Here’s Why It’s Good For a Consultant to Tell the Employees How Much He Makes

I swear I had decided to write this before reading Pam Slim’s latest post about earning more by working less. But her thoughts dovetail so perfectly with mine.

Recently, the hiring manager at a client company reluctantly agreed to my rate. But he asked me please not to say anything to the other people on the team, because there are some working for a third that. It’s a great feeling, by the way, if it’s never happened to you. (A third? You couldn’t get me to sneeze for that much.) I had no objection to keeping my rate secret, since it is standard procedure. But that got me to thinking.

One of the biggest problems I encounter is that once I’m working for a client, people on the team throw tons of work my way. They figure, I’m there; why not get me to help them. You might not think this is a problem. I mean, when I don’t know where my next paycheck is coming, you’d think I’d be happy for any hours I can get.

But that’s just the problem. Pam has it exactly right:

We easily fall prey to the outdated notion that more work = more money. In reality, doing the right things will lead us to more money, more free time and more satisfaction, if that is what we desire. A lot of the work activities we spend our time doing are either:

  • Unnecessary
  • Low value
  • Low priority
  • “Delegate-able” as in someone else could do them better, cheaper and faster

Remember, 80% of the results you achieve come from 20% of the work you do. What if you could do only that 20%, but do it 5 times over? You’d achieve 80% * 5 = 400% of what you do now. Or better yet, you could work half as much… and still accomplish twice as much. Doing more work is not the way to financial independence. Doing less work is the way… as long as you cut out the right 80%. That’s the trick.

Now, there are people who could help me cut out the right 80%. Unfortunately, they’re the same people who keep throwing me work willy-nilly. Because they think of my time as a commodity. And the most dangerous thing for a consultant is to be commoditized. Being commoditized means the specialized knowledge and skills that I have are no longer so special. And that’s dangerous, because it means they’re no longer so valuable.

Perry Marshall told a story about a high-tech start-up he was involved in. Now, if you know Perry Marshall, you know that he knows Internet marketing inside and out. In fact, he was brought onto the board of this start-up specifically because of his marketing expertise. He’s also Mister Google AdWords, author of The Definitive Guide to Google AdWords and The Ultimate Guide to Google AdWords. If you do a Google search for “Google AdWords,” his site is the top commercial site in the list (after Google’s own site).

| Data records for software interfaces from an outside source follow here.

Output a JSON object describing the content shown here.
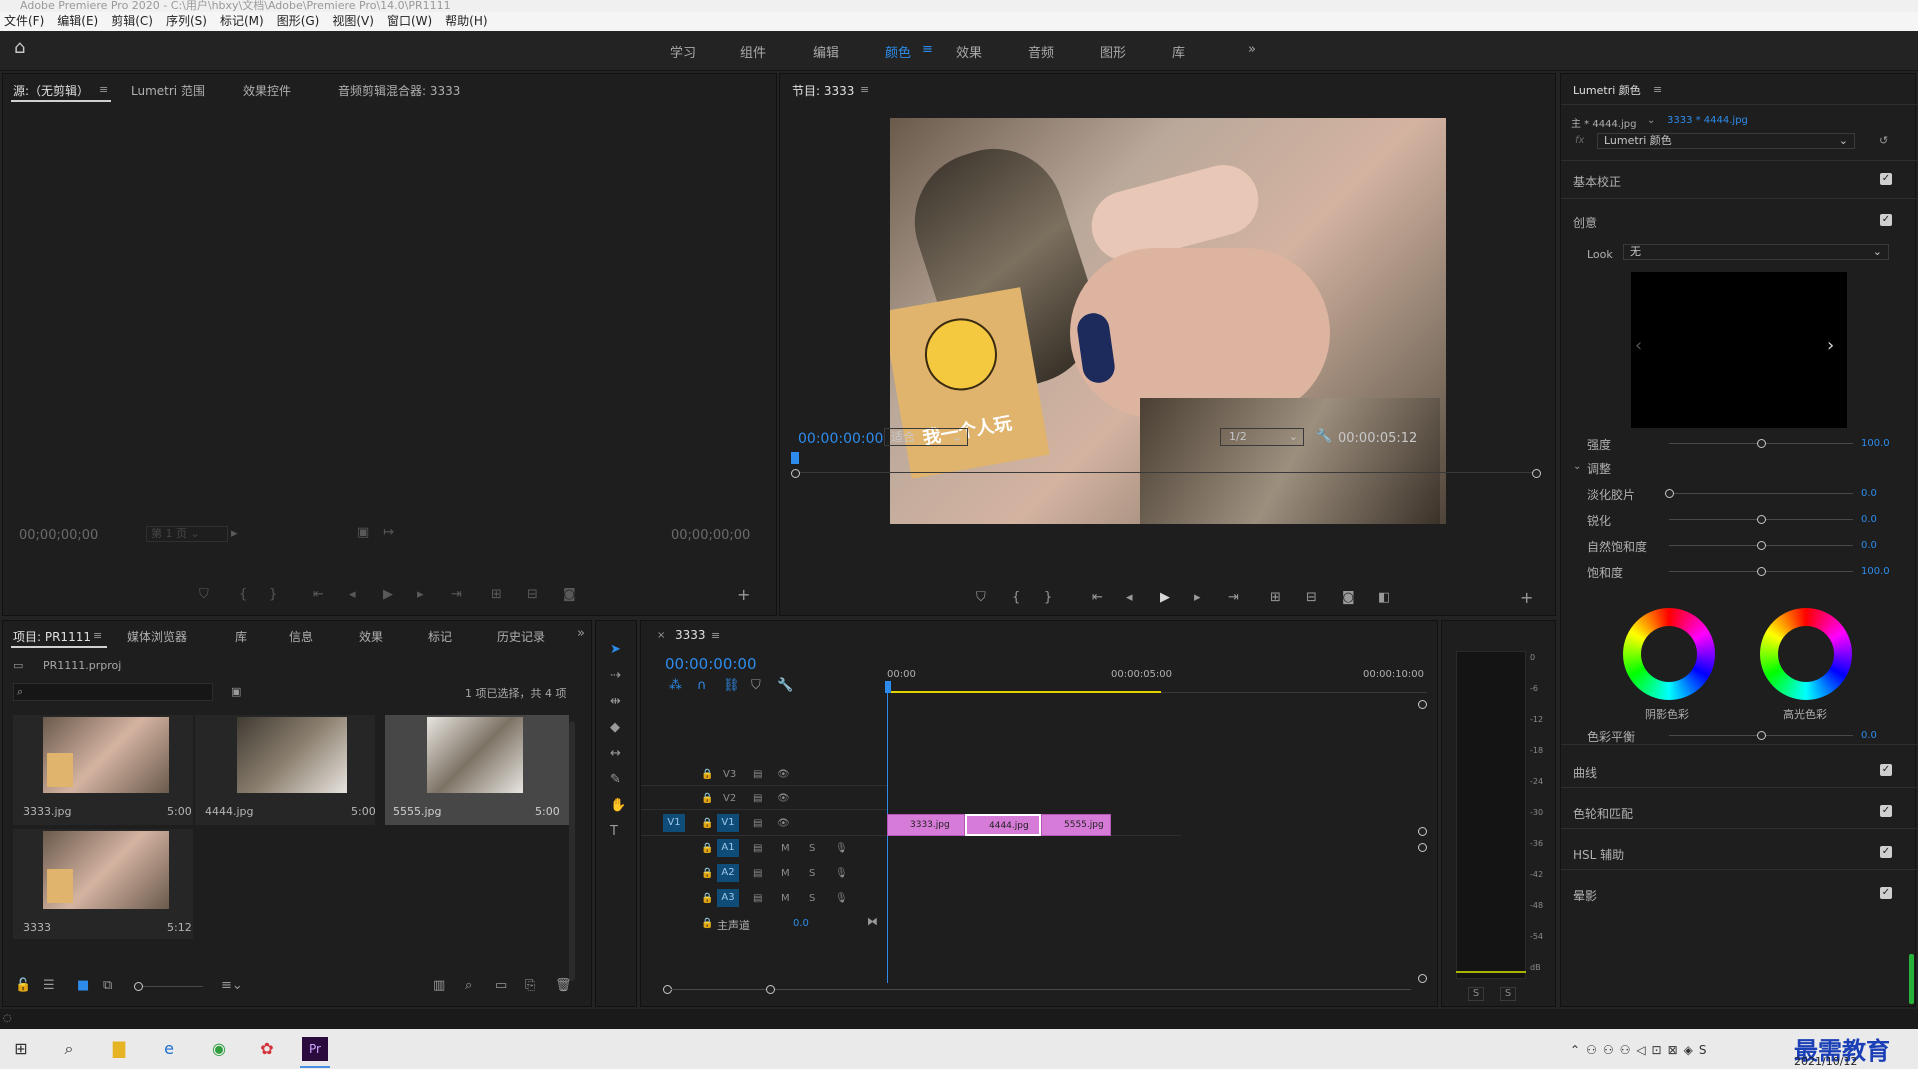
{
  "window": {
    "title": "Adobe Premiere Pro 2020 - C:\\用户\\hbxy\\文档\\Adobe\\Premiere Pro\\14.0\\PR1111"
  },
  "menu": [
    "文件(F)",
    "编辑(E)",
    "剪辑(C)",
    "序列(S)",
    "标记(M)",
    "图形(G)",
    "视图(V)",
    "窗口(W)",
    "帮助(H)"
  ],
  "workspaces": [
    {
      "label": "学习",
      "active": false
    },
    {
      "label": "组件",
      "active": false
    },
    {
      "label": "编辑",
      "active": false
    },
    {
      "label": "颜色",
      "active": true
    },
    {
      "label": "效果",
      "active": false
    },
    {
      "label": "音频",
      "active": false
    },
    {
      "label": "图形",
      "active": false
    },
    {
      "label": "库",
      "active": false
    }
  ],
  "source_panel": {
    "tabs": [
      "源:（无剪辑）",
      "Lumetri 范围",
      "效果控件",
      "音频剪辑混合器: 3333"
    ],
    "timecode_left": "00;00;00;00",
    "page": "第 1 页",
    "timecode_right": "00;00;00;00"
  },
  "program_panel": {
    "tab": "节目: 3333",
    "timecode": "00:00:00:00",
    "fit": "适合",
    "resolution": "1/2",
    "duration": "00:00:05:12",
    "sticker_text": "我一个人玩"
  },
  "project_panel": {
    "tabs": [
      "项目: PR1111",
      "媒体浏览器",
      "库",
      "信息",
      "效果",
      "标记",
      "历史记录"
    ],
    "project_file": "PR1111.prproj",
    "selection_status": "1 项已选择，共 4 项",
    "items": [
      {
        "name": "3333.jpg",
        "duration": "5:00"
      },
      {
        "name": "4444.jpg",
        "duration": "5:00"
      },
      {
        "name": "5555.jpg",
        "duration": "5:00"
      },
      {
        "name": "3333",
        "duration": "5:12"
      }
    ]
  },
  "timeline": {
    "tab": "3333",
    "timecode": "00:00:00:00",
    "ruler": [
      "00:00",
      "00:00:05:00",
      "00:00:10:00"
    ],
    "video_tracks": [
      "V3",
      "V2",
      "V1"
    ],
    "audio_tracks": [
      "A1",
      "A2",
      "A3"
    ],
    "source_patch": "V1",
    "mute": "M",
    "solo": "S",
    "master": {
      "label": "主声道",
      "value": "0.0"
    },
    "clips": [
      "3333.jpg",
      "4444.jpg",
      "5555.jpg"
    ]
  },
  "meter": {
    "scale": [
      "0",
      "-6",
      "-12",
      "-18",
      "-24",
      "-30",
      "-36",
      "-42",
      "-48",
      "-54",
      "dB"
    ],
    "solo_buttons": [
      "S",
      "S"
    ]
  },
  "lumetri": {
    "panel_title": "Lumetri 颜色",
    "master_clip": "主 * 4444.jpg",
    "sequence_clip": "3333 * 4444.jpg",
    "fx_label": "fx",
    "effect": "Lumetri 颜色",
    "sections": {
      "basic": "基本校正",
      "creative": "创意",
      "curves": "曲线",
      "wheels": "色轮和匹配",
      "hsl": "HSL 辅助",
      "vignette": "晕影"
    },
    "look_label": "Look",
    "look_value": "无",
    "intensity": {
      "label": "强度",
      "value": "100.0",
      "fraction": 0.5
    },
    "adjust_label": "调整",
    "sliders": [
      {
        "label": "淡化胶片",
        "value": "0.0",
        "fraction": 0.0
      },
      {
        "label": "锐化",
        "value": "0.0",
        "fraction": 0.5
      },
      {
        "label": "自然饱和度",
        "value": "0.0",
        "fraction": 0.5
      },
      {
        "label": "饱和度",
        "value": "100.0",
        "fraction": 0.5
      }
    ],
    "shadow_label": "阴影色彩",
    "highlight_label": "高光色彩",
    "balance": {
      "label": "色彩平衡",
      "value": "0.0",
      "fraction": 0.5
    }
  },
  "taskbar": {
    "date": "2021/10/12",
    "watermark": "最需教育"
  },
  "colors": {
    "accent": "#2d8ceb",
    "clip": "#d77bd8",
    "track_button": "#0f4c77"
  }
}
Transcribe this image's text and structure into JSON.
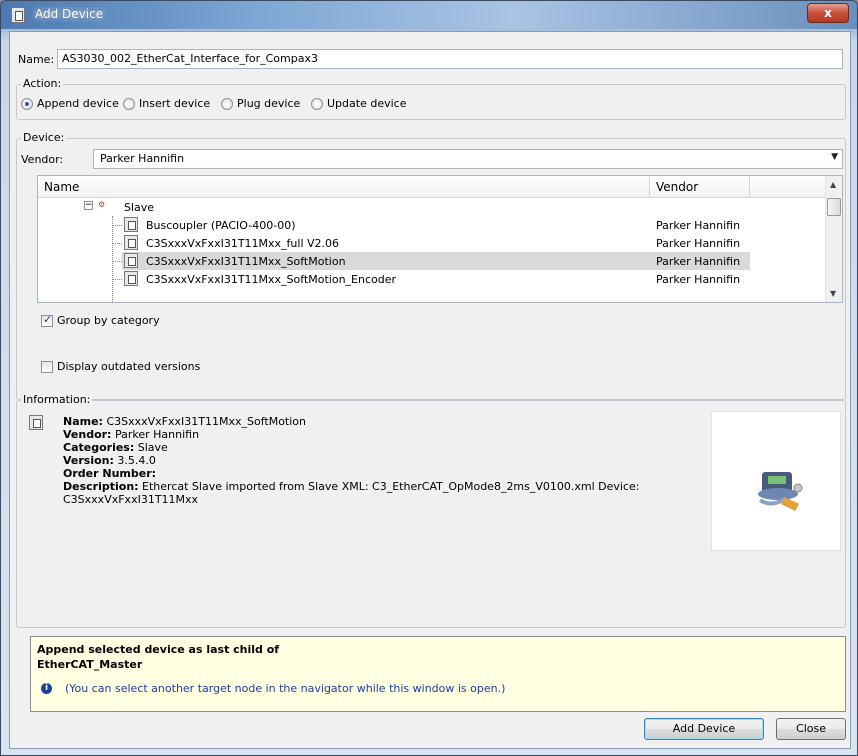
{
  "window": {
    "title": "Add Device",
    "close_glyph": "x"
  },
  "name_field": {
    "label": "Name:",
    "value": "AS3030_002_EtherCat_Interface_for_Compax3"
  },
  "action": {
    "group_label": "Action:",
    "options": [
      {
        "label": "Append device",
        "selected": true
      },
      {
        "label": "Insert device",
        "selected": false
      },
      {
        "label": "Plug device",
        "selected": false
      },
      {
        "label": "Update device",
        "selected": false
      }
    ]
  },
  "device": {
    "group_label": "Device:",
    "vendor_label": "Vendor:",
    "vendor_value": "Parker Hannifin",
    "columns": [
      "Name",
      "Vendor"
    ],
    "category": {
      "label": "Slave",
      "icon": "ethercat-slave-icon"
    },
    "rows": [
      {
        "name": "Buscoupler (PACIO-400-00)",
        "vendor": "Parker Hannifin",
        "selected": false
      },
      {
        "name": "C3SxxxVxFxxI31T11Mxx_full V2.06",
        "vendor": "Parker Hannifin",
        "selected": false
      },
      {
        "name": "C3SxxxVxFxxI31T11Mxx_SoftMotion",
        "vendor": "Parker Hannifin",
        "selected": true
      },
      {
        "name": "C3SxxxVxFxxI31T11Mxx_SoftMotion_Encoder",
        "vendor": "Parker Hannifin",
        "selected": false
      }
    ],
    "group_by_category": {
      "label": "Group by category",
      "checked": true
    },
    "display_outdated": {
      "label": "Display outdated versions",
      "checked": false
    }
  },
  "information": {
    "group_label": "Information:",
    "name_key": "Name:",
    "name_val": "C3SxxxVxFxxI31T11Mxx_SoftMotion",
    "vendor_key": "Vendor:",
    "vendor_val": "Parker Hannifin",
    "categories_key": "Categories:",
    "categories_val": "Slave",
    "version_key": "Version:",
    "version_val": "3.5.4.0",
    "order_key": "Order Number:",
    "order_val": "",
    "description_key": "Description:",
    "description_val": "Ethercat Slave imported from Slave XML: C3_EtherCAT_OpMode8_2ms_V0100.xml Device:",
    "description_val2": "C3SxxxVxFxxI31T11Mxx"
  },
  "hint": {
    "line1": "Append selected device as last child of",
    "line2": "EtherCAT_Master",
    "note": "(You can select another target node in the navigator while this window is open.)",
    "info_glyph": "i"
  },
  "buttons": {
    "add": "Add Device",
    "close": "Close"
  }
}
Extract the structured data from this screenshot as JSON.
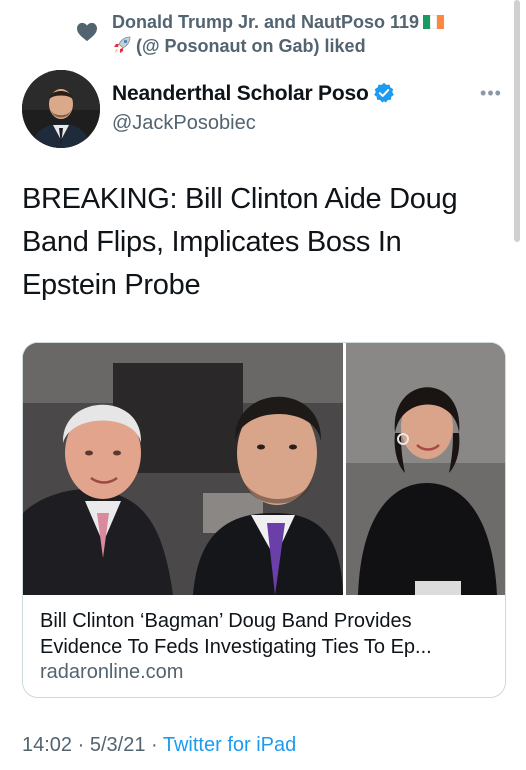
{
  "social_context": {
    "liked_line1": "Donald Trump Jr. and NautPoso 119",
    "liked_line2": "(@ Posonaut on Gab) liked",
    "flag_colors": [
      "#169b62",
      "#ffffff",
      "#ff883e"
    ],
    "heart_icon": "heart-icon",
    "rocket_icon": "rocket-icon"
  },
  "author": {
    "display_name": "Neanderthal Scholar Poso",
    "handle": "@JackPosobiec",
    "verified": true,
    "verified_color": "#1d9bf0"
  },
  "more_button": "•••",
  "tweet": {
    "text": "BREAKING: Bill Clinton Aide Doug Band Flips, Implicates Boss In Epstein Probe"
  },
  "link_card": {
    "title": "Bill Clinton ‘Bagman’ Doug Band Provides Evidence To Feds Investigating Ties To Ep...",
    "domain": "radaronline.com"
  },
  "meta": {
    "time": "14:02",
    "sep1": " · ",
    "date": "5/3/21",
    "sep2": " · ",
    "source": "Twitter for iPad"
  },
  "colors": {
    "text_primary": "#0f1419",
    "text_secondary": "#536471",
    "accent": "#1d9bf0",
    "border": "#cfd9de"
  }
}
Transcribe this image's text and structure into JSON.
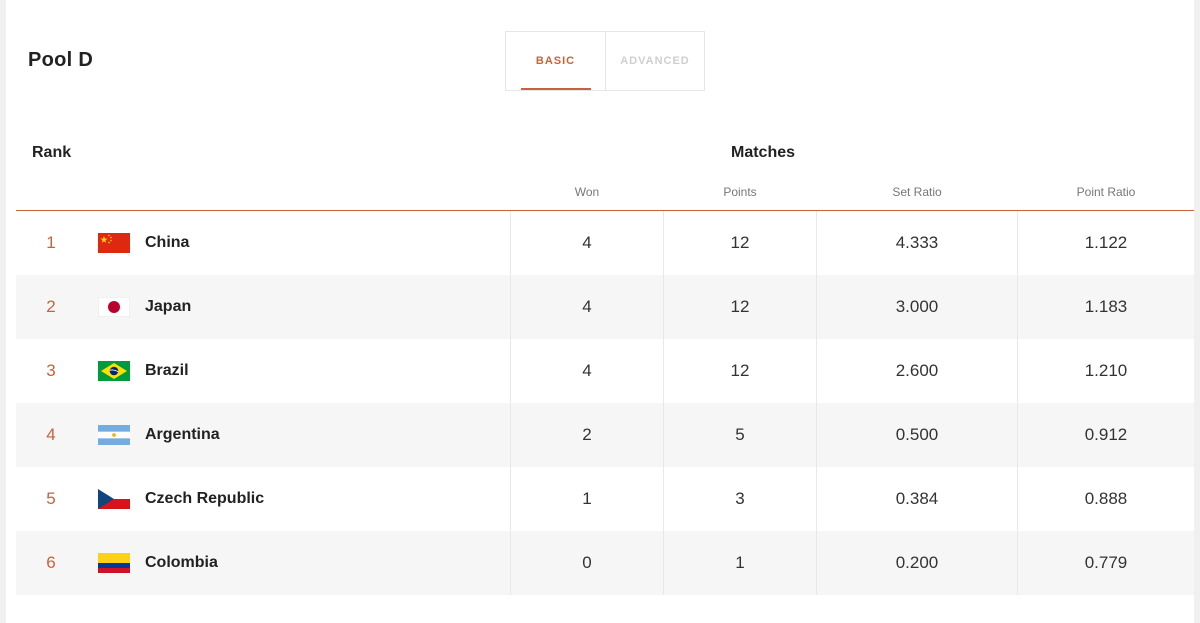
{
  "pool": {
    "title": "Pool D"
  },
  "tabs": {
    "basic": "BASIC",
    "advanced": "ADVANCED"
  },
  "table": {
    "rank_header": "Rank",
    "matches_header": "Matches",
    "columns": [
      "Won",
      "Points",
      "Set Ratio",
      "Point Ratio"
    ],
    "rows": [
      {
        "rank": "1",
        "flag": "china-flag",
        "country": "China",
        "won": "4",
        "points": "12",
        "set_ratio": "4.333",
        "point_ratio": "1.122"
      },
      {
        "rank": "2",
        "flag": "japan-flag",
        "country": "Japan",
        "won": "4",
        "points": "12",
        "set_ratio": "3.000",
        "point_ratio": "1.183"
      },
      {
        "rank": "3",
        "flag": "brazil-flag",
        "country": "Brazil",
        "won": "4",
        "points": "12",
        "set_ratio": "2.600",
        "point_ratio": "1.210"
      },
      {
        "rank": "4",
        "flag": "argentina-flag",
        "country": "Argentina",
        "won": "2",
        "points": "5",
        "set_ratio": "0.500",
        "point_ratio": "0.912"
      },
      {
        "rank": "5",
        "flag": "czech-republic-flag",
        "country": "Czech Republic",
        "won": "1",
        "points": "3",
        "set_ratio": "0.384",
        "point_ratio": "0.888"
      },
      {
        "rank": "6",
        "flag": "colombia-flag",
        "country": "Colombia",
        "won": "0",
        "points": "1",
        "set_ratio": "0.200",
        "point_ratio": "0.779"
      }
    ]
  },
  "colors": {
    "accent": "#c8623a",
    "alt_row": "#f6f6f6",
    "inactive_tab": "#cfcfcf"
  }
}
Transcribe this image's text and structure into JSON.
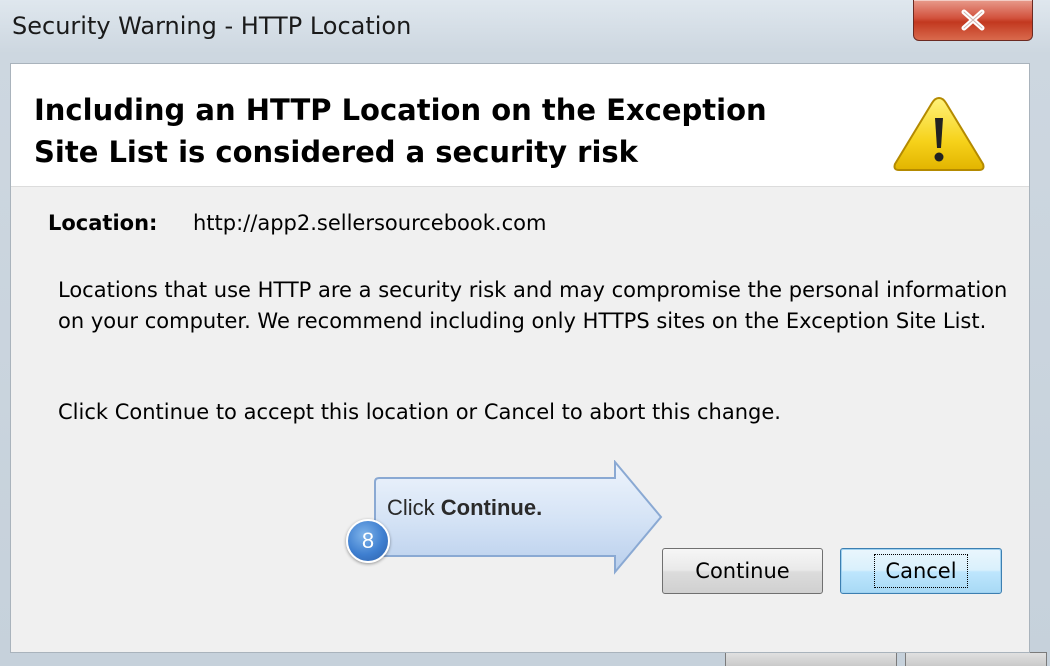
{
  "window": {
    "title": "Security Warning - HTTP Location",
    "close_icon": "close-icon"
  },
  "header": {
    "heading_line1": "Including an HTTP Location on the Exception",
    "heading_line2": "Site List is considered a security risk",
    "icon": "warning-icon",
    "warning_color": "#f6d21a"
  },
  "body": {
    "location_label": "Location:",
    "location_value": "http://app2.sellersourcebook.com",
    "description": "Locations that use HTTP are a security risk and may compromise the personal information on your computer.  We recommend including only HTTPS sites on the Exception Site List.",
    "instruction": "Click Continue to accept this location or Cancel to abort this change."
  },
  "callout": {
    "step_number": "8",
    "text_prefix": "Click ",
    "text_bold": "Continue."
  },
  "buttons": {
    "continue_label": "Continue",
    "cancel_label": "Cancel"
  }
}
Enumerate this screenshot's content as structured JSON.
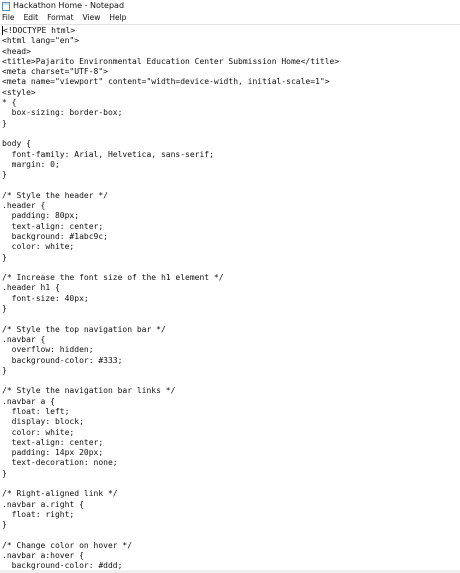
{
  "window": {
    "title": "Hackathon Home - Notepad"
  },
  "menu": {
    "items": [
      "File",
      "Edit",
      "Format",
      "View",
      "Help"
    ]
  },
  "editor": {
    "lines": [
      "<!DOCTYPE html>",
      "<html lang=\"en\">",
      "<head>",
      "<title>Pajarito Environmental Education Center Submission Home</title>",
      "<meta charset=\"UTF-8\">",
      "<meta name=\"viewport\" content=\"width=device-width, initial-scale=1\">",
      "<style>",
      "* {",
      "  box-sizing: border-box;",
      "}",
      "",
      "body {",
      "  font-family: Arial, Helvetica, sans-serif;",
      "  margin: 0;",
      "}",
      "",
      "/* Style the header */",
      ".header {",
      "  padding: 80px;",
      "  text-align: center;",
      "  background: #1abc9c;",
      "  color: white;",
      "}",
      "",
      "/* Increase the font size of the h1 element */",
      ".header h1 {",
      "  font-size: 40px;",
      "}",
      "",
      "/* Style the top navigation bar */",
      ".navbar {",
      "  overflow: hidden;",
      "  background-color: #333;",
      "}",
      "",
      "/* Style the navigation bar links */",
      ".navbar a {",
      "  float: left;",
      "  display: block;",
      "  color: white;",
      "  text-align: center;",
      "  padding: 14px 20px;",
      "  text-decoration: none;",
      "}",
      "",
      "/* Right-aligned link */",
      ".navbar a.right {",
      "  float: right;",
      "}",
      "",
      "/* Change color on hover */",
      ".navbar a:hover {",
      "  background-color: #ddd;"
    ]
  }
}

Anyhow, he told this story in an interview with Glenn Livingston. Perry was on the board of directors of this start-up. And he told them about a cutting-edge, on-line survey methodology they could use that reduces risk, costs relatively little, and would help presell their product even before they have an actual product to sell. But they said, no, they wanted to hold off and start marketing in six months, after product development is complete. And Perry said, no, we have to do this; we have to use Glenn Livingston’s survey method. Otherwise, we’ll be throwing valuable time down the drain when we could be contacting all these people and finding out what they want and which ones are likely to buy and so forth.

The company president finally agreed that this was a good idea. But when Perry contacted him again, he had changed his mind. In Perry’s words:

I get this email that says, “Well, we decided against this, because well, I don’t have time to explain right now.” Well, I was too busy to try and go fight him. So I just let it ride. Well, whatever. I thought, obviously, I am not charging these people enough money, because they are not listening to me.


To finish the story, Perry did have it out with them at the next directors’ meeting. And he answered every one of their objections. And they finally agreed that the marketing expert they were so lucky to have, whom they could never afford at his usual rate, that he was right about the marketing strategy. Duh.

Yeah, I’ve been there, too. Unfortunately, years of expertise does not buy you respect. Not respect for your knowledge, nor for your skills, nor for your time. Commoditization.

But what if they knew I was being paid three times as much as they were? Would they ask me to do something they could do just as well themselves? No! They would ask me only to do those things that I could do at least 3 times as well as they could.

Or what if I were paid 10 times as much? They’d only hire me to do what I could do 10 times as well as they could do themselves. Yes, it would be more difficult for me to find work. But I would only need to do half the work in order to make 5 times as much money. And I’d be doing only what I did best and what I enjoyed the most.

You may think this is unrealistic and frought with problems. But from what I’ve heard–and what I’m learning first-hand… There’s only one hard part in all this. And it’s not the expertise part. Is there anything I can do ten times as well as the average corporate drone? Yes. Lots of things. The expertise I already have. The hard part is not the expertise. The hard part is quoting a price of $300 an hour, or $400 an hour, or $500 an hour… and keeping a straight face.